Go through the entries below and return every line that contains "true".

### THE DATA

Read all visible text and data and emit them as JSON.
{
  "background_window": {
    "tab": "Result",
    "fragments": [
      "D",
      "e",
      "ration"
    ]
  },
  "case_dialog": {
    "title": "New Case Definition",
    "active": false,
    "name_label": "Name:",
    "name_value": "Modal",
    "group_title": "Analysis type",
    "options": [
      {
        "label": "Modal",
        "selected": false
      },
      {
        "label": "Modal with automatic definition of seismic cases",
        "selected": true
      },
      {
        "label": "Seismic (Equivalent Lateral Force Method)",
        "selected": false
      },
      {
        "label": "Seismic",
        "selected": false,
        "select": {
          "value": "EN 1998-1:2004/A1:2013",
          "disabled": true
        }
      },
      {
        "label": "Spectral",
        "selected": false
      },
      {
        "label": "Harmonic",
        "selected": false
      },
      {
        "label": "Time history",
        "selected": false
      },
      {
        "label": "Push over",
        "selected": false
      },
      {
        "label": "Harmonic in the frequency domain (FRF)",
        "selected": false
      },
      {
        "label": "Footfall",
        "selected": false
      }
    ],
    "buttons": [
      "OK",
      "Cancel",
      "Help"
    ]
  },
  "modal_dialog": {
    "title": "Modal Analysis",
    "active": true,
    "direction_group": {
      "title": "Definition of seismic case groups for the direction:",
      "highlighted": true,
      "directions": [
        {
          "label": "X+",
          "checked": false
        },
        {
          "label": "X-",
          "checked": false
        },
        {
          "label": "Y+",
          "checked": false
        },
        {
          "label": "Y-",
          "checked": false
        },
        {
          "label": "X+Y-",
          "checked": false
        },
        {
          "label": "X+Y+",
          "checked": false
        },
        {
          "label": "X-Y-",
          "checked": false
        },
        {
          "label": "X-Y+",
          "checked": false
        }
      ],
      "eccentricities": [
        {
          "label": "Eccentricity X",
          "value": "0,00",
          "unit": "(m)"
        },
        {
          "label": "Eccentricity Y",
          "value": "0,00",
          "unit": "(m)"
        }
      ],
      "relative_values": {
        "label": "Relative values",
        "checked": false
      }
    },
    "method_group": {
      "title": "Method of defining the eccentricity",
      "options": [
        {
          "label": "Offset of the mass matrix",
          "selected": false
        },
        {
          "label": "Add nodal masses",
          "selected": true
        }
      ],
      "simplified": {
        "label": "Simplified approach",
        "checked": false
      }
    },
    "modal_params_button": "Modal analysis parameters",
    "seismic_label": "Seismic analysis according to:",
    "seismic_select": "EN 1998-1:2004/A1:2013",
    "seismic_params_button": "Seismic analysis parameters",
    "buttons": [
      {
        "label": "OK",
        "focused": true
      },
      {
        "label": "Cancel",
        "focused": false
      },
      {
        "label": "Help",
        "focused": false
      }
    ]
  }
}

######

TASK OUTPUT >>
        "selected": true
          "disabled": true
    "active": true,
      "highlighted": true,
          "selected": true
        "focused": true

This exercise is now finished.